- [Work request] Only lines containing the string "JSON" belong in the answer; copy all of them from the entries.

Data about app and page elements
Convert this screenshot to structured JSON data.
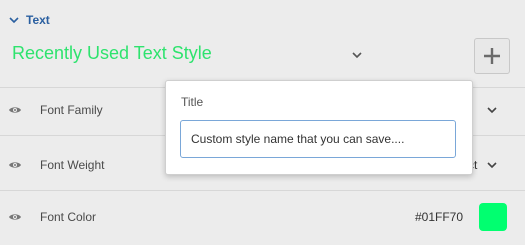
{
  "section": {
    "title": "Text"
  },
  "text_style": {
    "label": "Recently Used Text Style",
    "label_color": "#2EE36E",
    "add_icon": "plus-icon"
  },
  "rows": [
    {
      "label": "Font Family",
      "visibility_icon": "eye-icon"
    },
    {
      "label": "Font Weight",
      "visibility_icon": "eye-icon",
      "value_partial": "ct"
    },
    {
      "label": "Font Color",
      "visibility_icon": "eye-icon",
      "value": "#01FF70",
      "swatch_color": "#01FF70"
    }
  ],
  "popover": {
    "title": "Title",
    "input_value": "Custom style name that you can save...."
  },
  "colors": {
    "accent": "#2A5FA0",
    "background": "#ECECEC",
    "input_focus_border": "#7AA7D8"
  }
}
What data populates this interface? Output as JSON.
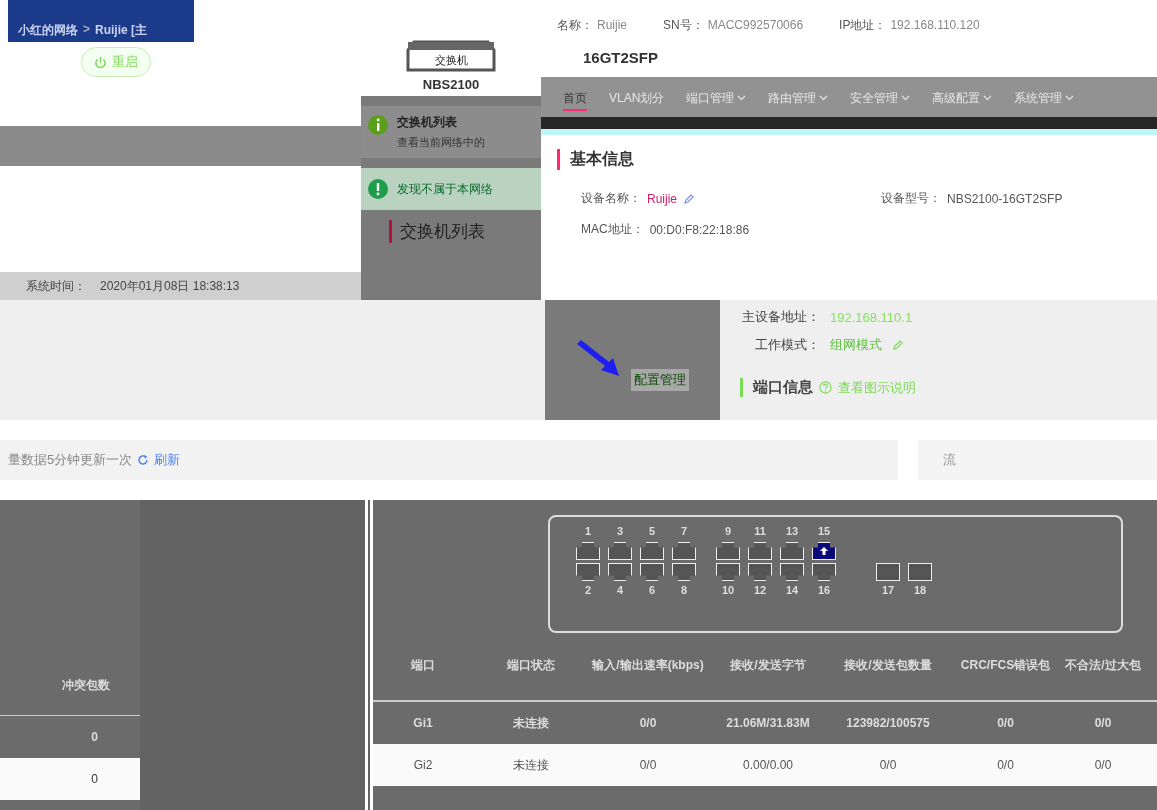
{
  "breadcrumb": {
    "network": "小红的网络",
    "separator": ">",
    "device": "Ruijie [主"
  },
  "restart_button": {
    "label": "重启"
  },
  "system_time": {
    "label": "系统时间：",
    "value": "2020年01月08日 18:38:13"
  },
  "device_image": {
    "label": "交换机",
    "model": "NBS2100"
  },
  "popup": {
    "info_title": "交换机列表",
    "info_text": "查看当前网络中的",
    "alert_text": "发现不属于本网络",
    "heading": "交换机列表"
  },
  "summary": [
    {
      "label": "名称：",
      "value": "Ruijie"
    },
    {
      "label": "SN号：",
      "value": "MACC992570066"
    },
    {
      "label": "IP地址：",
      "value": "192.168.110.120"
    }
  ],
  "model_suffix": "16GT2SFP",
  "tabs": [
    {
      "label": "首页",
      "selected": true,
      "dropdown": false
    },
    {
      "label": "VLAN划分",
      "selected": false,
      "dropdown": false
    },
    {
      "label": "端口管理",
      "selected": false,
      "dropdown": true
    },
    {
      "label": "路由管理",
      "selected": false,
      "dropdown": true
    },
    {
      "label": "安全管理",
      "selected": false,
      "dropdown": true
    },
    {
      "label": "高级配置",
      "selected": false,
      "dropdown": true
    },
    {
      "label": "系统管理",
      "selected": false,
      "dropdown": true
    }
  ],
  "basic_info": {
    "title": "基本信息",
    "fields": [
      {
        "label": "设备名称：",
        "value": "Ruijie",
        "editable": true
      },
      {
        "label": "设备型号：",
        "value": "NBS2100-16GT2SFP",
        "editable": false
      },
      {
        "label": "MAC地址：",
        "value": "00:D0:F8:22:18:86",
        "editable": false
      }
    ]
  },
  "network_fields": [
    {
      "label": "主设备地址：",
      "value": "192.168.110.1",
      "editable": false
    },
    {
      "label": "工作模式：",
      "value": "组网模式",
      "editable": true
    }
  ],
  "config_link": "配置管理",
  "port_info": {
    "title": "端口信息",
    "help_link": "查看图示说明"
  },
  "refresh_note": {
    "text": "量数据5分钟更新一次",
    "link": "刷新"
  },
  "right_edge_text": "流",
  "left_table": {
    "columns": [
      "冲突包数"
    ],
    "rows": [
      {
        "cells": [
          "0"
        ],
        "highlighted": false
      },
      {
        "cells": [
          "0"
        ],
        "highlighted": true
      }
    ]
  },
  "ports": [
    {
      "label": "1",
      "kind": "copper",
      "uplink": false
    },
    {
      "label": "2",
      "kind": "copper",
      "uplink": false
    },
    {
      "label": "3",
      "kind": "copper",
      "uplink": false
    },
    {
      "label": "4",
      "kind": "copper",
      "uplink": false
    },
    {
      "label": "5",
      "kind": "copper",
      "uplink": false
    },
    {
      "label": "6",
      "kind": "copper",
      "uplink": false
    },
    {
      "label": "7",
      "kind": "copper",
      "uplink": false
    },
    {
      "label": "8",
      "kind": "copper",
      "uplink": false
    },
    {
      "label": "9",
      "kind": "copper",
      "uplink": false
    },
    {
      "label": "10",
      "kind": "copper",
      "uplink": false
    },
    {
      "label": "11",
      "kind": "copper",
      "uplink": false
    },
    {
      "label": "12",
      "kind": "copper",
      "uplink": false
    },
    {
      "label": "13",
      "kind": "copper",
      "uplink": false
    },
    {
      "label": "14",
      "kind": "copper",
      "uplink": false
    },
    {
      "label": "15",
      "kind": "copper",
      "uplink": true
    },
    {
      "label": "16",
      "kind": "copper",
      "uplink": false
    },
    {
      "label": "17",
      "kind": "sfp",
      "uplink": false
    },
    {
      "label": "18",
      "kind": "sfp",
      "uplink": false
    }
  ],
  "port_table": {
    "columns": [
      "端口",
      "端口状态",
      "输入/输出速率(kbps)",
      "接收/发送字节",
      "接收/发送包数量",
      "CRC/FCS错误包",
      "不合法/过大包"
    ],
    "rows": [
      {
        "cells": [
          "Gi1",
          "未连接",
          "0/0",
          "21.06M/31.83M",
          "123982/100575",
          "0/0",
          "0/0"
        ],
        "highlighted": false
      },
      {
        "cells": [
          "Gi2",
          "未连接",
          "0/0",
          "0.00/0.00",
          "0/0",
          "0/0",
          "0/0"
        ],
        "highlighted": true
      }
    ]
  }
}
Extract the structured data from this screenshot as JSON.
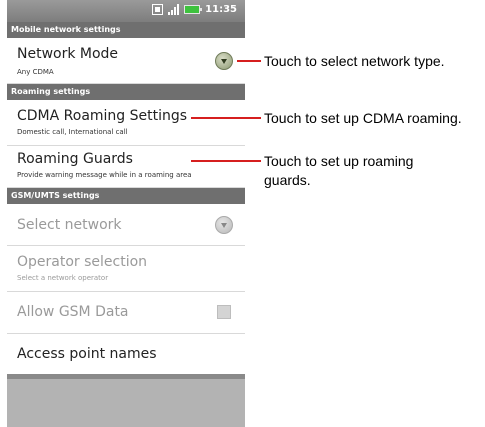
{
  "status_bar": {
    "time": "11:35",
    "icons": [
      "photo-icon",
      "signal-icon",
      "battery-icon"
    ]
  },
  "sections": {
    "mobile": "Mobile network settings",
    "roaming": "Roaming settings",
    "gsm": "GSM/UMTS settings"
  },
  "rows": {
    "network_mode": {
      "title": "Network Mode",
      "subtitle": "Any CDMA"
    },
    "cdma_roaming": {
      "title": "CDMA Roaming Settings",
      "subtitle": "Domestic call, International call"
    },
    "roaming_guards": {
      "title": "Roaming Guards",
      "subtitle": "Provide warning message while in a roaming area"
    },
    "select_network": {
      "title": "Select network"
    },
    "operator_selection": {
      "title": "Operator selection",
      "subtitle": "Select a network operator"
    },
    "allow_gsm_data": {
      "title": "Allow GSM Data"
    },
    "access_point_names": {
      "title": "Access point names"
    }
  },
  "callouts": {
    "network_type": "Touch to select network type.",
    "cdma_roaming": "Touch to set up CDMA roaming.",
    "roaming_guards_line1": "Touch to set up roaming",
    "roaming_guards_line2": "guards."
  },
  "colors": {
    "callout_line": "#d61f1f",
    "section_header": "#6f6f6f",
    "battery": "#3ec23e"
  }
}
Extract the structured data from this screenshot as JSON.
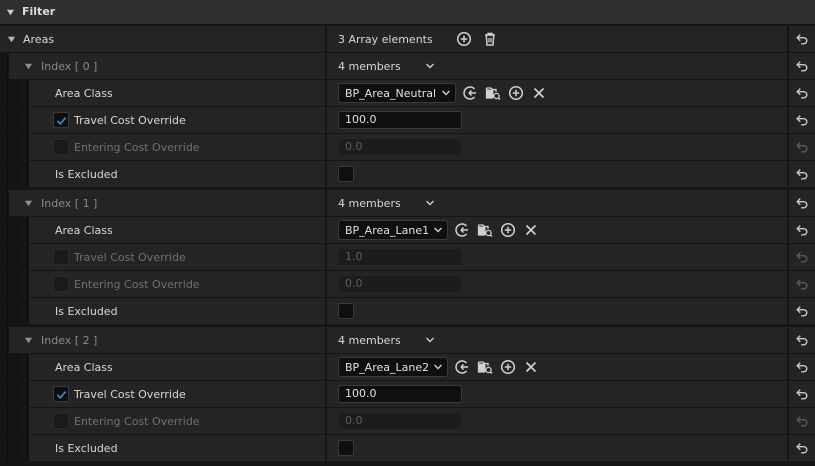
{
  "section": {
    "title": "Filter"
  },
  "areas": {
    "label": "Areas",
    "count_label": "3 Array elements"
  },
  "elements": [
    {
      "index_label": "Index [ 0 ]",
      "members_label": "4 members",
      "area_class": {
        "label": "Area Class",
        "value": "BP_Area_Neutral"
      },
      "travel_cost": {
        "label": "Travel Cost Override",
        "checked": true,
        "value": "100.0"
      },
      "entering_cost": {
        "label": "Entering Cost Override",
        "checked": false,
        "value": "0.0"
      },
      "is_excluded": {
        "label": "Is Excluded",
        "checked": false
      }
    },
    {
      "index_label": "Index [ 1 ]",
      "members_label": "4 members",
      "area_class": {
        "label": "Area Class",
        "value": "BP_Area_Lane1"
      },
      "travel_cost": {
        "label": "Travel Cost Override",
        "checked": false,
        "value": "1.0"
      },
      "entering_cost": {
        "label": "Entering Cost Override",
        "checked": false,
        "value": "0.0"
      },
      "is_excluded": {
        "label": "Is Excluded",
        "checked": false
      }
    },
    {
      "index_label": "Index [ 2 ]",
      "members_label": "4 members",
      "area_class": {
        "label": "Area Class",
        "value": "BP_Area_Lane2"
      },
      "travel_cost": {
        "label": "Travel Cost Override",
        "checked": true,
        "value": "100.0"
      },
      "entering_cost": {
        "label": "Entering Cost Override",
        "checked": false,
        "value": "0.0"
      },
      "is_excluded": {
        "label": "Is Excluded",
        "checked": false
      }
    }
  ],
  "colors": {
    "accent_check": "#2f8de4",
    "panel_bg": "#242424",
    "header_bg": "#2f2f2f"
  }
}
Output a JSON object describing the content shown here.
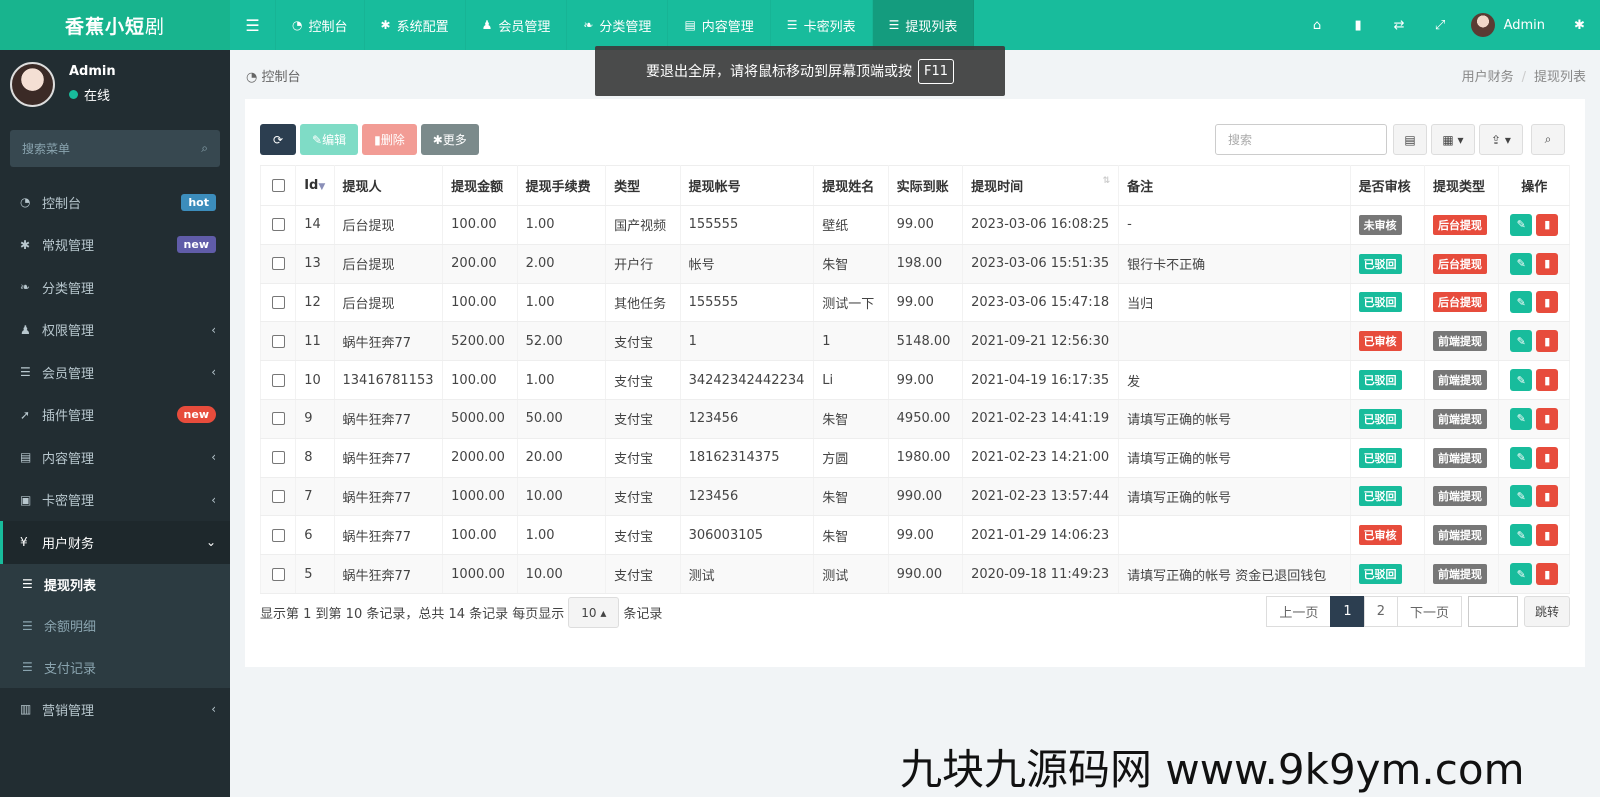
{
  "app": {
    "logo_main": "香蕉小短",
    "logo_suffix": "剧"
  },
  "topnav": {
    "toggle_icon": "bars-icon",
    "items": [
      {
        "icon": "dashboard-icon",
        "glyph": "◔",
        "label": "控制台"
      },
      {
        "icon": "gears-icon",
        "glyph": "✱",
        "label": "系统配置"
      },
      {
        "icon": "user-icon",
        "glyph": "♟",
        "label": "会员管理"
      },
      {
        "icon": "leaf-icon",
        "glyph": "❧",
        "label": "分类管理"
      },
      {
        "icon": "file-icon",
        "glyph": "▤",
        "label": "内容管理"
      },
      {
        "icon": "list-icon",
        "glyph": "☰",
        "label": "卡密列表"
      },
      {
        "icon": "list-icon",
        "glyph": "☰",
        "label": "提现列表"
      }
    ],
    "right_icons": [
      "home-icon",
      "trash-icon",
      "translate-icon",
      "fullscreen-icon"
    ],
    "admin_name": "Admin",
    "settings_icon": "gears-icon"
  },
  "sidebar": {
    "user_name": "Admin",
    "user_status": "在线",
    "search_placeholder": "搜索菜单",
    "menu": [
      {
        "label": "控制台",
        "glyph": "◔",
        "badge": "hot"
      },
      {
        "label": "常规管理",
        "glyph": "✱",
        "badge": "new"
      },
      {
        "label": "分类管理",
        "glyph": "❧"
      },
      {
        "label": "权限管理",
        "glyph": "♟"
      },
      {
        "label": "会员管理",
        "glyph": "☰"
      },
      {
        "label": "插件管理",
        "glyph": "➚",
        "badge": "new"
      },
      {
        "label": "内容管理",
        "glyph": "▤"
      },
      {
        "label": "卡密管理",
        "glyph": "▣"
      },
      {
        "label": "用户财务",
        "glyph": "¥"
      }
    ],
    "submenu": [
      {
        "label": "提现列表"
      },
      {
        "label": "余额明细"
      },
      {
        "label": "支付记录"
      }
    ],
    "last_menu": {
      "label": "营销管理",
      "glyph": "▥"
    }
  },
  "breadcrumb": {
    "left": "控制台",
    "right_parent": "用户财务",
    "right_current": "提现列表"
  },
  "fullscreen_tip": {
    "text": "要退出全屏，请将鼠标移动到屏幕顶端或按",
    "key": "F11"
  },
  "toolbar": {
    "edit": "编辑",
    "delete": "删除",
    "more": "更多",
    "search_placeholder": "搜索"
  },
  "table": {
    "headers": [
      "Id",
      "提现人",
      "提现金额",
      "提现手续费",
      "类型",
      "提现帐号",
      "提现姓名",
      "实际到账",
      "提现时间",
      "备注",
      "是否审核",
      "提现类型",
      "操作"
    ],
    "rows": [
      {
        "id": "14",
        "user": "后台提现",
        "amount": "100.00",
        "fee": "1.00",
        "type": "国产视频",
        "account": "155555",
        "name": "壁纸",
        "actual": "99.00",
        "time": "2023-03-06 16:08:25",
        "remark": "-",
        "audit": "未审核",
        "audit_color": "gray",
        "wtype": "后台提现",
        "wtype_color": "red"
      },
      {
        "id": "13",
        "user": "后台提现",
        "amount": "200.00",
        "fee": "2.00",
        "type": "开户行",
        "account": "帐号",
        "name": "朱智",
        "actual": "198.00",
        "time": "2023-03-06 15:51:35",
        "remark": "银行卡不正确",
        "audit": "已驳回",
        "audit_color": "green",
        "wtype": "后台提现",
        "wtype_color": "red"
      },
      {
        "id": "12",
        "user": "后台提现",
        "amount": "100.00",
        "fee": "1.00",
        "type": "其他任务",
        "account": "155555",
        "name": "测试一下",
        "actual": "99.00",
        "time": "2023-03-06 15:47:18",
        "remark": "当归",
        "audit": "已驳回",
        "audit_color": "green",
        "wtype": "后台提现",
        "wtype_color": "red"
      },
      {
        "id": "11",
        "user": "蜗牛狂奔77",
        "amount": "5200.00",
        "fee": "52.00",
        "type": "支付宝",
        "account": "1",
        "name": "1",
        "actual": "5148.00",
        "time": "2021-09-21 12:56:30",
        "remark": "",
        "audit": "已审核",
        "audit_color": "red",
        "wtype": "前端提现",
        "wtype_color": "gray"
      },
      {
        "id": "10",
        "user": "13416781153",
        "amount": "100.00",
        "fee": "1.00",
        "type": "支付宝",
        "account": "34242342442234",
        "name": "Li",
        "actual": "99.00",
        "time": "2021-04-19 16:17:35",
        "remark": "发",
        "audit": "已驳回",
        "audit_color": "green",
        "wtype": "前端提现",
        "wtype_color": "gray"
      },
      {
        "id": "9",
        "user": "蜗牛狂奔77",
        "amount": "5000.00",
        "fee": "50.00",
        "type": "支付宝",
        "account": "123456",
        "name": "朱智",
        "actual": "4950.00",
        "time": "2021-02-23 14:41:19",
        "remark": "请填写正确的帐号",
        "audit": "已驳回",
        "audit_color": "green",
        "wtype": "前端提现",
        "wtype_color": "gray"
      },
      {
        "id": "8",
        "user": "蜗牛狂奔77",
        "amount": "2000.00",
        "fee": "20.00",
        "type": "支付宝",
        "account": "18162314375",
        "name": "方圆",
        "actual": "1980.00",
        "time": "2021-02-23 14:21:00",
        "remark": "请填写正确的帐号",
        "audit": "已驳回",
        "audit_color": "green",
        "wtype": "前端提现",
        "wtype_color": "gray"
      },
      {
        "id": "7",
        "user": "蜗牛狂奔77",
        "amount": "1000.00",
        "fee": "10.00",
        "type": "支付宝",
        "account": "123456",
        "name": "朱智",
        "actual": "990.00",
        "time": "2021-02-23 13:57:44",
        "remark": "请填写正确的帐号",
        "audit": "已驳回",
        "audit_color": "green",
        "wtype": "前端提现",
        "wtype_color": "gray"
      },
      {
        "id": "6",
        "user": "蜗牛狂奔77",
        "amount": "100.00",
        "fee": "1.00",
        "type": "支付宝",
        "account": "306003105",
        "name": "朱智",
        "actual": "99.00",
        "time": "2021-01-29 14:06:23",
        "remark": "",
        "audit": "已审核",
        "audit_color": "red",
        "wtype": "前端提现",
        "wtype_color": "gray"
      },
      {
        "id": "5",
        "user": "蜗牛狂奔77",
        "amount": "1000.00",
        "fee": "10.00",
        "type": "支付宝",
        "account": "测试",
        "name": "测试",
        "actual": "990.00",
        "time": "2020-09-18 11:49:23",
        "remark": "请填写正确的帐号 资金已退回钱包",
        "audit": "已驳回",
        "audit_color": "green",
        "wtype": "前端提现",
        "wtype_color": "gray"
      }
    ]
  },
  "pagination": {
    "info_before": "显示第 1 到第 10 条记录，总共 14 条记录 每页显示",
    "page_size": "10",
    "info_after": "条记录",
    "prev": "上一页",
    "pages": [
      "1",
      "2"
    ],
    "current": "1",
    "next": "下一页",
    "jump": "跳转"
  },
  "watermark": "九块九源码网 www.9k9ym.com"
}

- [Task output]
Convert this screenshot to structured JSON data.
What data populates this interface? Output as JSON.
Extract the structured data from this screenshot as JSON.
Extract the structured data from this screenshot as JSON.
Output a JSON object describing the content shown here.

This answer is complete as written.